Every entry below should be printed exactly, without its images.

# EXTRACTED INFORMATION

━━━━━━━━━━

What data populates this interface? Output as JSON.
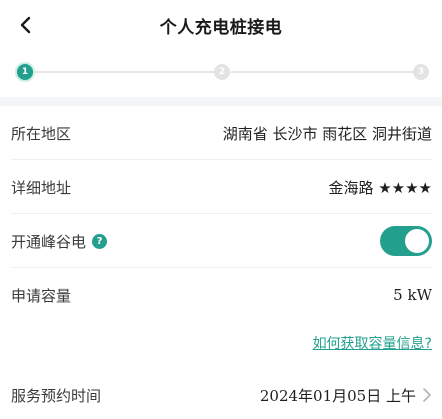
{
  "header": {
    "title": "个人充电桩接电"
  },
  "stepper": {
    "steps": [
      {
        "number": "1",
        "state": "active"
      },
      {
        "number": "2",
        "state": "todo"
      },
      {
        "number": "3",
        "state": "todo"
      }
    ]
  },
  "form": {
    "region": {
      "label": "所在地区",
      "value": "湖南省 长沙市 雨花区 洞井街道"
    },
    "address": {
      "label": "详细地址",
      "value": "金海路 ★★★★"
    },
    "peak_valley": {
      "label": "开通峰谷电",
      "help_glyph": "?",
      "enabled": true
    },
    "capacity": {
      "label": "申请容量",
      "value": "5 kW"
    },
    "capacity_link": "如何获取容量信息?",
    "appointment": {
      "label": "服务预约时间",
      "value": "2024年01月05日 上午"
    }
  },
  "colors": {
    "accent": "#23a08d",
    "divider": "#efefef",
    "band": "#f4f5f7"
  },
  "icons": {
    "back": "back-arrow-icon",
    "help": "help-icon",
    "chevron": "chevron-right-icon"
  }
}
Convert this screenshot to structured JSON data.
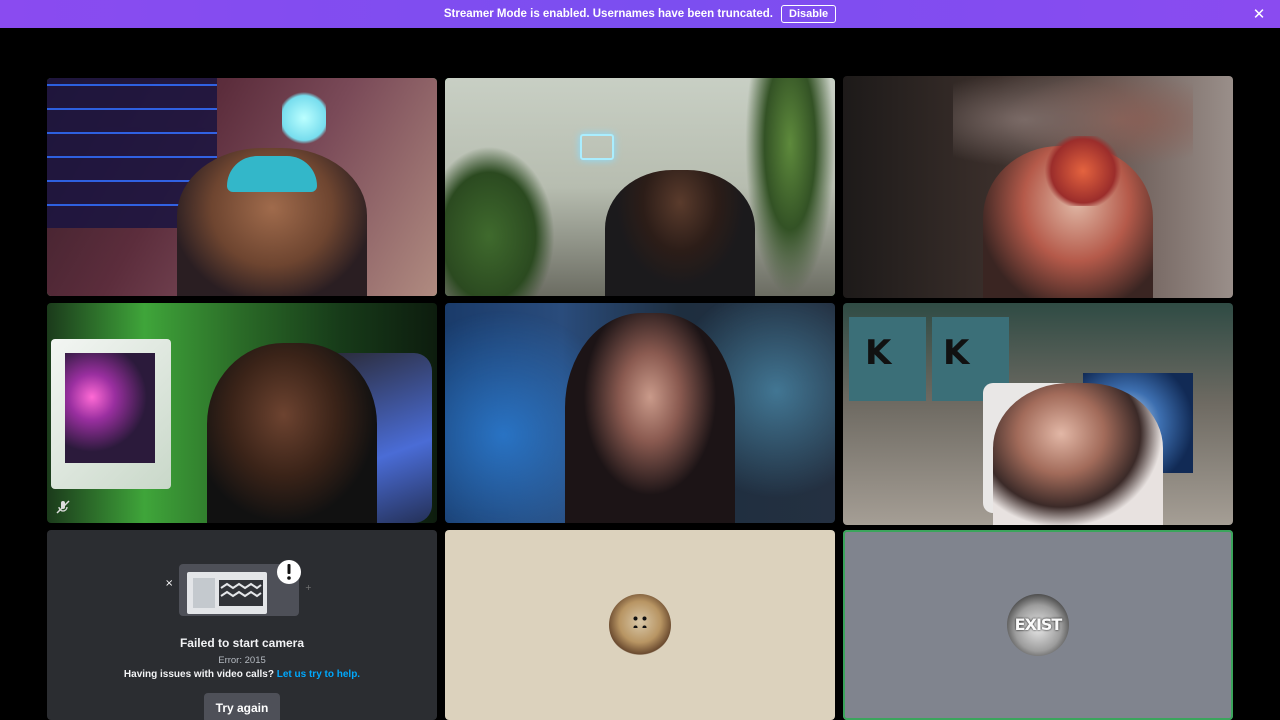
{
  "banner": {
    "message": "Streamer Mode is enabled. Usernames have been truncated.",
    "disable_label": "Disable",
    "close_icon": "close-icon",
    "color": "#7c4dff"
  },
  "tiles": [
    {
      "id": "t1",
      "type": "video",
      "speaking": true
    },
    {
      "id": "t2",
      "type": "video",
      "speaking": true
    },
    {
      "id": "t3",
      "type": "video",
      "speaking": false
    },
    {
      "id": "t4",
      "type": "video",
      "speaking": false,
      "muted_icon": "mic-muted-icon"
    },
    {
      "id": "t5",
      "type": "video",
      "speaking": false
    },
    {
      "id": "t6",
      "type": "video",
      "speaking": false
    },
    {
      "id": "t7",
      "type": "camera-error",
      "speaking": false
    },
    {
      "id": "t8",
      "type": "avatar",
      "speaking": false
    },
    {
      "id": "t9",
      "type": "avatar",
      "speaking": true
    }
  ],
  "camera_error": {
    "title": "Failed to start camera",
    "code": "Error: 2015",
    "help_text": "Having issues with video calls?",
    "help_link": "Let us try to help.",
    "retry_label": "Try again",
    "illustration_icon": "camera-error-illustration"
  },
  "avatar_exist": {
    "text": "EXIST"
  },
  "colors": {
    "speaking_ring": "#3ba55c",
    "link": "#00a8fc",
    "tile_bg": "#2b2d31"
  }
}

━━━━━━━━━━

# ANSWER SECTION
What data populates this interface? Output as JSON.
{
  "header": {
    "title": "个人充电桩接电"
  },
  "stepper": {
    "steps": [
      {
        "number": "1",
        "state": "active"
      },
      {
        "number": "2",
        "state": "todo"
      },
      {
        "number": "3",
        "state": "todo"
      }
    ]
  },
  "form": {
    "region": {
      "label": "所在地区",
      "value": "湖南省 长沙市 雨花区 洞井街道"
    },
    "address": {
      "label": "详细地址",
      "value": "金海路 ★★★★"
    },
    "peak_valley": {
      "label": "开通峰谷电",
      "help_glyph": "?",
      "enabled": true
    },
    "capacity": {
      "label": "申请容量",
      "value": "5 kW"
    },
    "capacity_link": "如何获取容量信息?",
    "appointment": {
      "label": "服务预约时间",
      "value": "2024年01月05日 上午"
    }
  },
  "colors": {
    "accent": "#23a08d",
    "divider": "#efefef",
    "band": "#f4f5f7"
  },
  "icons": {
    "back": "back-arrow-icon",
    "help": "help-icon",
    "chevron": "chevron-right-icon"
  }
}
Convert this screenshot to structured JSON data.
{
  "banner": {
    "message": "Streamer Mode is enabled. Usernames have been truncated.",
    "disable_label": "Disable",
    "close_icon": "close-icon",
    "color": "#7c4dff"
  },
  "tiles": [
    {
      "id": "t1",
      "type": "video",
      "speaking": true
    },
    {
      "id": "t2",
      "type": "video",
      "speaking": true
    },
    {
      "id": "t3",
      "type": "video",
      "speaking": false
    },
    {
      "id": "t4",
      "type": "video",
      "speaking": false,
      "muted_icon": "mic-muted-icon"
    },
    {
      "id": "t5",
      "type": "video",
      "speaking": false
    },
    {
      "id": "t6",
      "type": "video",
      "speaking": false
    },
    {
      "id": "t7",
      "type": "camera-error",
      "speaking": false
    },
    {
      "id": "t8",
      "type": "avatar",
      "speaking": false
    },
    {
      "id": "t9",
      "type": "avatar",
      "speaking": true
    }
  ],
  "camera_error": {
    "title": "Failed to start camera",
    "code": "Error: 2015",
    "help_text": "Having issues with video calls?",
    "help_link": "Let us try to help.",
    "retry_label": "Try again",
    "illustration_icon": "camera-error-illustration"
  },
  "avatar_exist": {
    "text": "EXIST"
  },
  "colors": {
    "speaking_ring": "#3ba55c",
    "link": "#00a8fc",
    "tile_bg": "#2b2d31"
  }
}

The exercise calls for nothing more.